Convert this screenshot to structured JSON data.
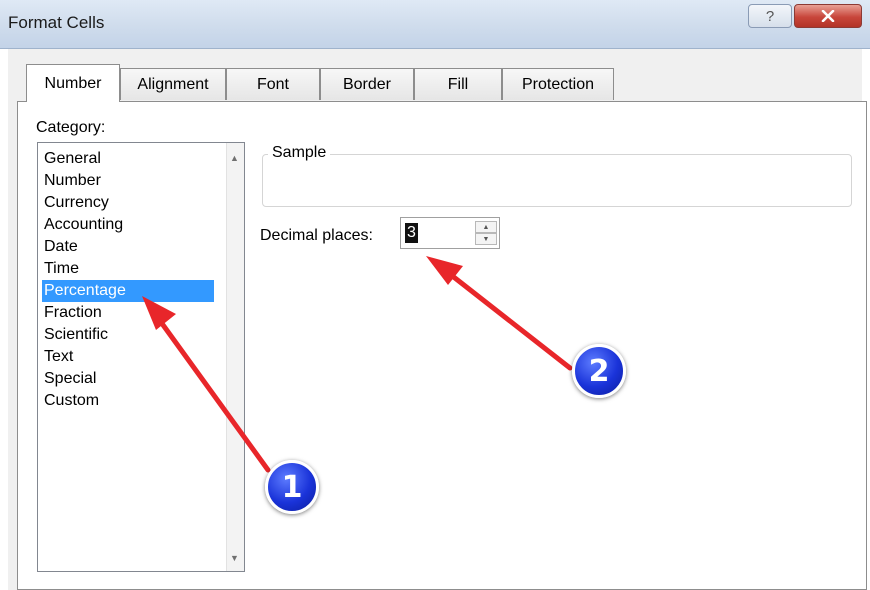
{
  "window": {
    "title": "Format Cells",
    "help_label": "?"
  },
  "tabs": [
    {
      "label": "Number",
      "active": true
    },
    {
      "label": "Alignment",
      "active": false
    },
    {
      "label": "Font",
      "active": false
    },
    {
      "label": "Border",
      "active": false
    },
    {
      "label": "Fill",
      "active": false
    },
    {
      "label": "Protection",
      "active": false
    }
  ],
  "category": {
    "label": "Category:",
    "items": [
      "General",
      "Number",
      "Currency",
      "Accounting",
      "Date",
      "Time",
      "Percentage",
      "Fraction",
      "Scientific",
      "Text",
      "Special",
      "Custom"
    ],
    "selected": "Percentage"
  },
  "sample": {
    "label": "Sample",
    "value": ""
  },
  "decimal_places": {
    "label": "Decimal places:",
    "value": "3"
  },
  "annotations": {
    "badge_1": "1",
    "badge_2": "2",
    "arrow_color": "#e8262a",
    "badge_color": "#1a33d9"
  }
}
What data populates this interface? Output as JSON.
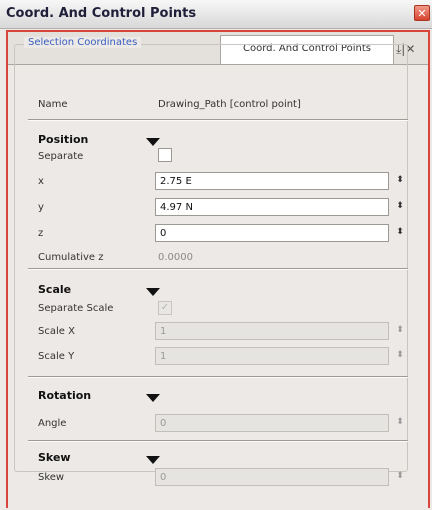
{
  "window": {
    "title": "Coord. And Control Points",
    "close_glyph": "✕"
  },
  "tab": {
    "label": "Coord. And Control Points",
    "tools_glyph": "⤓|✕"
  },
  "group": {
    "legend": "Selection Coordinates"
  },
  "name_row": {
    "label": "Name",
    "value": "Drawing_Path [control point]"
  },
  "position": {
    "title": "Position",
    "separate_label": "Separate",
    "separate_checked": false,
    "x_label": "x",
    "x_value": "2.75 E",
    "y_label": "y",
    "y_value": "4.97 N",
    "z_label": "z",
    "z_value": "0",
    "cumz_label": "Cumulative z",
    "cumz_value": "0.0000"
  },
  "scale": {
    "title": "Scale",
    "separate_label": "Separate Scale",
    "separate_checked": true,
    "check_glyph": "✓",
    "x_label": "Scale X",
    "x_value": "1",
    "y_label": "Scale Y",
    "y_value": "1"
  },
  "rotation": {
    "title": "Rotation",
    "angle_label": "Angle",
    "angle_value": "0"
  },
  "skew": {
    "title": "Skew",
    "skew_label": "Skew",
    "skew_value": "0"
  },
  "spinner_glyph": "⬍",
  "colors": {
    "accent_border": "#d9453a",
    "legend_blue": "#3a5fbf"
  }
}
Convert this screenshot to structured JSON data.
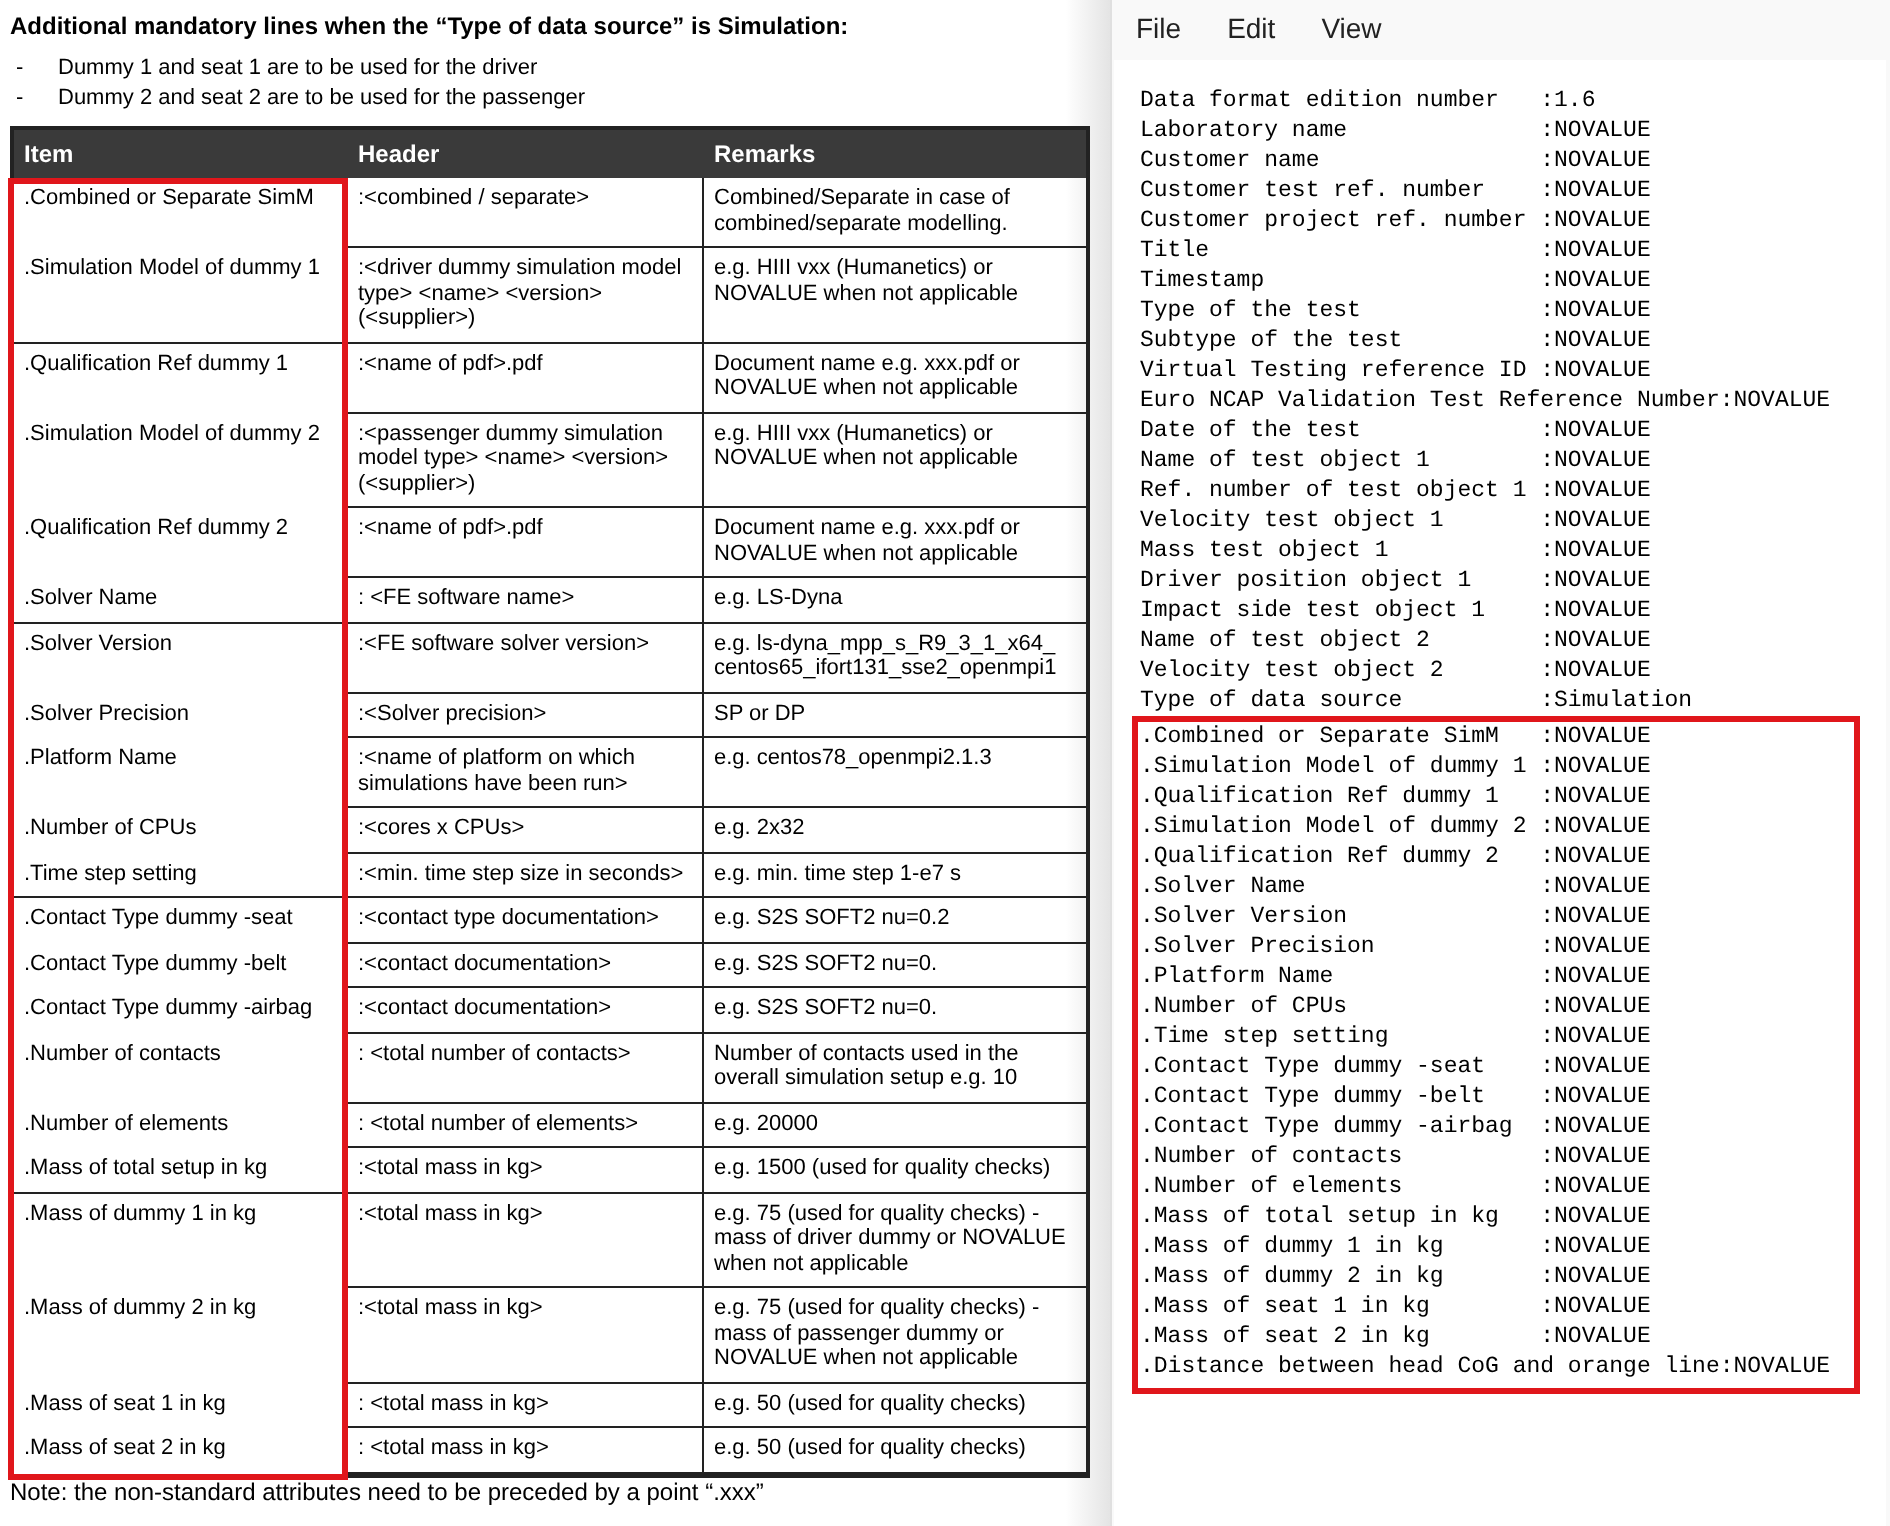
{
  "document": {
    "heading": "Additional mandatory lines when the “Type of data source” is Simulation:",
    "bullets": [
      {
        "marker": "-",
        "text": "Dummy 1 and seat 1 are to be used for the driver"
      },
      {
        "marker": "-",
        "text": "Dummy 2 and seat 2 are to be used for the passenger"
      }
    ],
    "table": {
      "columns": [
        "Item",
        "Header",
        "Remarks"
      ],
      "highlight_item_column": true,
      "rows": [
        {
          "item": ".Combined or Separate SimM",
          "header": ":<combined / separate>",
          "remarks": "Combined/Separate in case of combined/separate modelling.",
          "group_end": false
        },
        {
          "item": ".Simulation Model of dummy 1",
          "header": ":<driver dummy simulation model type> <name> <version> (<supplier>)",
          "remarks": "e.g. HIII vxx (Humanetics) or NOVALUE when not applicable",
          "group_end": true
        },
        {
          "item": ".Qualification Ref dummy 1",
          "header": ":<name of pdf>.pdf",
          "remarks": "Document name e.g. xxx.pdf or NOVALUE when not applicable",
          "group_end": false
        },
        {
          "item": ".Simulation Model of dummy 2",
          "header": ":<passenger dummy simulation model type> <name> <version> (<supplier>)",
          "remarks": "e.g. HIII vxx (Humanetics) or NOVALUE when not applicable",
          "group_end": false
        },
        {
          "item": ".Qualification Ref dummy 2",
          "header": ":<name of pdf>.pdf",
          "remarks": "Document name e.g. xxx.pdf or NOVALUE when not applicable",
          "group_end": false
        },
        {
          "item": ".Solver Name",
          "header": ": <FE software name>",
          "remarks": "e.g. LS-Dyna",
          "group_end": true
        },
        {
          "item": ".Solver Version",
          "header": ":<FE software solver version>",
          "remarks": "e.g. ls-dyna_mpp_s_R9_3_1_x64_ centos65_ifort131_sse2_openmpi1",
          "group_end": false
        },
        {
          "item": ".Solver Precision",
          "header": ":<Solver precision>",
          "remarks": "SP or DP",
          "group_end": false
        },
        {
          "item": ".Platform Name",
          "header": ":<name of platform on which simulations have been run>",
          "remarks": "e.g. centos78_openmpi2.1.3",
          "group_end": false
        },
        {
          "item": ".Number of CPUs",
          "header": ":<cores x CPUs>",
          "remarks": "e.g. 2x32",
          "group_end": false
        },
        {
          "item": ".Time step setting",
          "header": ":<min. time step size in seconds>",
          "remarks": "e.g. min. time step 1-e7 s",
          "group_end": true
        },
        {
          "item": ".Contact Type dummy -seat",
          "header": ":<contact type documentation>",
          "remarks": "e.g. S2S SOFT2 nu=0.2",
          "group_end": false
        },
        {
          "item": ".Contact Type dummy -belt",
          "header": ":<contact documentation>",
          "remarks": "e.g. S2S SOFT2 nu=0.",
          "group_end": false
        },
        {
          "item": ".Contact Type dummy -airbag",
          "header": ":<contact documentation>",
          "remarks": "e.g. S2S SOFT2 nu=0.",
          "group_end": false
        },
        {
          "item": ".Number of contacts",
          "header": ": <total number of contacts>",
          "remarks": "Number of contacts used in the overall simulation setup e.g. 10",
          "group_end": false
        },
        {
          "item": ".Number of elements",
          "header": ": <total number of elements>",
          "remarks": "e.g. 20000",
          "group_end": false
        },
        {
          "item": ".Mass of total setup in kg",
          "header": ":<total mass in kg>",
          "remarks": "e.g. 1500 (used for quality checks)",
          "group_end": true
        },
        {
          "item": ".Mass of dummy 1 in kg",
          "header": ":<total mass in kg>",
          "remarks": "e.g. 75 (used for quality checks) - mass of driver dummy or NOVALUE when not applicable",
          "group_end": false
        },
        {
          "item": ".Mass of dummy 2 in kg",
          "header": ":<total mass in kg>",
          "remarks": "e.g. 75 (used for quality checks) - mass of passenger dummy or NOVALUE when not applicable",
          "group_end": false
        },
        {
          "item": ".Mass of seat 1 in kg",
          "header": ": <total mass in kg>",
          "remarks": "e.g. 50 (used for quality checks)",
          "group_end": false
        },
        {
          "item": ".Mass of seat 2 in kg",
          "header": ": <total mass in kg>",
          "remarks": "e.g. 50 (used for quality checks)",
          "group_end": false
        }
      ]
    },
    "note": "Note: the non-standard attributes need to be preceded by a point “.xxx”"
  },
  "editor": {
    "menu": [
      "File",
      "Edit",
      "View"
    ],
    "lines": [
      "Data format edition number   :1.6",
      "Laboratory name              :NOVALUE",
      "Customer name                :NOVALUE",
      "Customer test ref. number    :NOVALUE",
      "Customer project ref. number :NOVALUE",
      "Title                        :NOVALUE",
      "Timestamp                    :NOVALUE",
      "Type of the test             :NOVALUE",
      "Subtype of the test          :NOVALUE",
      "Virtual Testing reference ID :NOVALUE",
      "Euro NCAP Validation Test Reference Number:NOVALUE",
      "Date of the test             :NOVALUE",
      "Name of test object 1        :NOVALUE",
      "Ref. number of test object 1 :NOVALUE",
      "Velocity test object 1       :NOVALUE",
      "Mass test object 1           :NOVALUE",
      "Driver position object 1     :NOVALUE",
      "Impact side test object 1    :NOVALUE",
      "Name of test object 2        :NOVALUE",
      "Velocity test object 2       :NOVALUE",
      "Type of data source          :Simulation"
    ],
    "highlighted_lines": [
      ".Combined or Separate SimM   :NOVALUE",
      ".Simulation Model of dummy 1 :NOVALUE",
      ".Qualification Ref dummy 1   :NOVALUE",
      ".Simulation Model of dummy 2 :NOVALUE",
      ".Qualification Ref dummy 2   :NOVALUE",
      ".Solver Name                 :NOVALUE",
      ".Solver Version              :NOVALUE",
      ".Solver Precision            :NOVALUE",
      ".Platform Name               :NOVALUE",
      ".Number of CPUs              :NOVALUE",
      ".Time step setting           :NOVALUE",
      ".Contact Type dummy -seat    :NOVALUE",
      ".Contact Type dummy -belt    :NOVALUE",
      ".Contact Type dummy -airbag  :NOVALUE",
      ".Number of contacts          :NOVALUE",
      ".Number of elements          :NOVALUE",
      ".Mass of total setup in kg   :NOVALUE",
      ".Mass of dummy 1 in kg       :NOVALUE",
      ".Mass of dummy 2 in kg       :NOVALUE",
      ".Mass of seat 1 in kg        :NOVALUE",
      ".Mass of seat 2 in kg        :NOVALUE",
      ".Distance between head CoG and orange line:NOVALUE"
    ]
  }
}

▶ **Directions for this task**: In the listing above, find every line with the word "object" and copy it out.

▶ **Response area**:
      "Name of test object 1        :NOVALUE",
      "Ref. number of test object 1 :NOVALUE",
      "Velocity test object 1       :NOVALUE",
      "Mass test object 1           :NOVALUE",
      "Driver position object 1     :NOVALUE",
      "Impact side test object 1    :NOVALUE",
      "Name of test object 2        :NOVALUE",
      "Velocity test object 2       :NOVALUE",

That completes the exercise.